Assigned task:
Reproduce the data, keeping every word exactly as it is.

Supplied entries:

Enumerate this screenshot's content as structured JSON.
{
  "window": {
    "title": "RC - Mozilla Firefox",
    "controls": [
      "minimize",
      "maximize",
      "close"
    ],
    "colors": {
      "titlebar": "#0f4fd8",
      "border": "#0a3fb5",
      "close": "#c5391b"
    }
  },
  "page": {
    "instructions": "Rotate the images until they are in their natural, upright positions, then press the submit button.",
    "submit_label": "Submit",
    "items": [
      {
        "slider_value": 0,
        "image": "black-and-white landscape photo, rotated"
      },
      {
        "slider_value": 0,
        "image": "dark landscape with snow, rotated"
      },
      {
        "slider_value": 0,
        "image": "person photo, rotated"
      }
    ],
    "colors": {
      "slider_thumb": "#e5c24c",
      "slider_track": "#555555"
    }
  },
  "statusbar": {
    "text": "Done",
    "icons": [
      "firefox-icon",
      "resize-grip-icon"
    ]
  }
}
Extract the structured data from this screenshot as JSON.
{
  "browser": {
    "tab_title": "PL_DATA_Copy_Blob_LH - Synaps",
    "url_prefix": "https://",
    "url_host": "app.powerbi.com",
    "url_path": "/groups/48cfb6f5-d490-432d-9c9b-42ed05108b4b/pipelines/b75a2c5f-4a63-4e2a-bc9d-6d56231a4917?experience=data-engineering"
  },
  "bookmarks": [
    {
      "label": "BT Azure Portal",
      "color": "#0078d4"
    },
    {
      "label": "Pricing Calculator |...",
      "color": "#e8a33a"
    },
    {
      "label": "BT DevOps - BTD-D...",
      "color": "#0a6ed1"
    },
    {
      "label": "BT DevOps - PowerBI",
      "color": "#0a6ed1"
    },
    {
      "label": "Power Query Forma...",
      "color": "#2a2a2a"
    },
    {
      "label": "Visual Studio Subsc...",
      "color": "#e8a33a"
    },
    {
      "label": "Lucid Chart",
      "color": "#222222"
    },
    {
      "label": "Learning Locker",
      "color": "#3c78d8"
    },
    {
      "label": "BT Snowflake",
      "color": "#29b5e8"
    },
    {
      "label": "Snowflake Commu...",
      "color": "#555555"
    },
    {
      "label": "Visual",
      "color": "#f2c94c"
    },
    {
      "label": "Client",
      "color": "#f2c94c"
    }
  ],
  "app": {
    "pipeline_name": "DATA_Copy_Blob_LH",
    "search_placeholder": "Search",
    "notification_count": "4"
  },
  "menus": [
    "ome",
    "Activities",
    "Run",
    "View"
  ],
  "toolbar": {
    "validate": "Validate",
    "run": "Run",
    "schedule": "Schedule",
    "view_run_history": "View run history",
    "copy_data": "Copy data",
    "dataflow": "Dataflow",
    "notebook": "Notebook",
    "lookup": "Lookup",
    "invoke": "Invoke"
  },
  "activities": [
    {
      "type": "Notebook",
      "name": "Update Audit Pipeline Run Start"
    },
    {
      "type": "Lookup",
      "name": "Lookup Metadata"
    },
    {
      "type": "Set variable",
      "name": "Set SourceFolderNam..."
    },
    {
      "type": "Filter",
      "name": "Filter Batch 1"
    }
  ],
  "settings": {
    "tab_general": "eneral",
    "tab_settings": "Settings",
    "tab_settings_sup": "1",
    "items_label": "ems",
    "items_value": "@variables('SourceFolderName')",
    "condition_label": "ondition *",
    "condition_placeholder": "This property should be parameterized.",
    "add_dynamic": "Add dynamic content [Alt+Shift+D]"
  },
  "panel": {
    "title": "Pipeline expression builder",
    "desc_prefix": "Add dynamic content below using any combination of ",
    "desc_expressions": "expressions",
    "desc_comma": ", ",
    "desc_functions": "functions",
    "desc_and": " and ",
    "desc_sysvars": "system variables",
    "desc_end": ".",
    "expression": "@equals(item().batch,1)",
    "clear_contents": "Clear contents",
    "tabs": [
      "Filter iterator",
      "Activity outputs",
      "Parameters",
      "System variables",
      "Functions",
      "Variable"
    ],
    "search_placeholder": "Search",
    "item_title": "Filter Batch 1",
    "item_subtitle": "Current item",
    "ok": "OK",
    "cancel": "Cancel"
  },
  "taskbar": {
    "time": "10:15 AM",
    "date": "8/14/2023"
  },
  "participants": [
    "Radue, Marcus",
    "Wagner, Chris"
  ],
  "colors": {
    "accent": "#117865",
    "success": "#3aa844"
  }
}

Response:
Enumerate this screenshot's content as structured JSON.
{
  "window": {
    "title": "RC - Mozilla Firefox",
    "controls": [
      "minimize",
      "maximize",
      "close"
    ],
    "colors": {
      "titlebar": "#0f4fd8",
      "border": "#0a3fb5",
      "close": "#c5391b"
    }
  },
  "page": {
    "instructions": "Rotate the images until they are in their natural, upright positions, then press the submit button.",
    "submit_label": "Submit",
    "items": [
      {
        "slider_value": 0,
        "image": "black-and-white landscape photo, rotated"
      },
      {
        "slider_value": 0,
        "image": "dark landscape with snow, rotated"
      },
      {
        "slider_value": 0,
        "image": "person photo, rotated"
      }
    ],
    "colors": {
      "slider_thumb": "#e5c24c",
      "slider_track": "#555555"
    }
  },
  "statusbar": {
    "text": "Done",
    "icons": [
      "firefox-icon",
      "resize-grip-icon"
    ]
  }
}
Extract the structured data from this screenshot as JSON.
{
  "browser": {
    "tab_title": "PL_DATA_Copy_Blob_LH - Synaps",
    "url_prefix": "https://",
    "url_host": "app.powerbi.com",
    "url_path": "/groups/48cfb6f5-d490-432d-9c9b-42ed05108b4b/pipelines/b75a2c5f-4a63-4e2a-bc9d-6d56231a4917?experience=data-engineering"
  },
  "bookmarks": [
    {
      "label": "BT Azure Portal",
      "color": "#0078d4"
    },
    {
      "label": "Pricing Calculator |...",
      "color": "#e8a33a"
    },
    {
      "label": "BT DevOps - BTD-D...",
      "color": "#0a6ed1"
    },
    {
      "label": "BT DevOps - PowerBI",
      "color": "#0a6ed1"
    },
    {
      "label": "Power Query Forma...",
      "color": "#2a2a2a"
    },
    {
      "label": "Visual Studio Subsc...",
      "color": "#e8a33a"
    },
    {
      "label": "Lucid Chart",
      "color": "#222222"
    },
    {
      "label": "Learning Locker",
      "color": "#3c78d8"
    },
    {
      "label": "BT Snowflake",
      "color": "#29b5e8"
    },
    {
      "label": "Snowflake Commu...",
      "color": "#555555"
    },
    {
      "label": "Visual",
      "color": "#f2c94c"
    },
    {
      "label": "Client",
      "color": "#f2c94c"
    }
  ],
  "app": {
    "pipeline_name": "DATA_Copy_Blob_LH",
    "search_placeholder": "Search",
    "notification_count": "4"
  },
  "menus": [
    "ome",
    "Activities",
    "Run",
    "View"
  ],
  "toolbar": {
    "validate": "Validate",
    "run": "Run",
    "schedule": "Schedule",
    "view_run_history": "View run history",
    "copy_data": "Copy data",
    "dataflow": "Dataflow",
    "notebook": "Notebook",
    "lookup": "Lookup",
    "invoke": "Invoke"
  },
  "activities": [
    {
      "type": "Notebook",
      "name": "Update Audit Pipeline Run Start"
    },
    {
      "type": "Lookup",
      "name": "Lookup Metadata"
    },
    {
      "type": "Set variable",
      "name": "Set SourceFolderNam..."
    },
    {
      "type": "Filter",
      "name": "Filter Batch 1"
    }
  ],
  "settings": {
    "tab_general": "eneral",
    "tab_settings": "Settings",
    "tab_settings_sup": "1",
    "items_label": "ems",
    "items_value": "@variables('SourceFolderName')",
    "condition_label": "ondition *",
    "condition_placeholder": "This property should be parameterized.",
    "add_dynamic": "Add dynamic content [Alt+Shift+D]"
  },
  "panel": {
    "title": "Pipeline expression builder",
    "desc_prefix": "Add dynamic content below using any combination of ",
    "desc_expressions": "expressions",
    "desc_comma": ", ",
    "desc_functions": "functions",
    "desc_and": " and ",
    "desc_sysvars": "system variables",
    "desc_end": ".",
    "expression": "@equals(item().batch,1)",
    "clear_contents": "Clear contents",
    "tabs": [
      "Filter iterator",
      "Activity outputs",
      "Parameters",
      "System variables",
      "Functions",
      "Variable"
    ],
    "search_placeholder": "Search",
    "item_title": "Filter Batch 1",
    "item_subtitle": "Current item",
    "ok": "OK",
    "cancel": "Cancel"
  },
  "taskbar": {
    "time": "10:15 AM",
    "date": "8/14/2023"
  },
  "participants": [
    "Radue, Marcus",
    "Wagner, Chris"
  ],
  "colors": {
    "accent": "#117865",
    "success": "#3aa844"
  }
}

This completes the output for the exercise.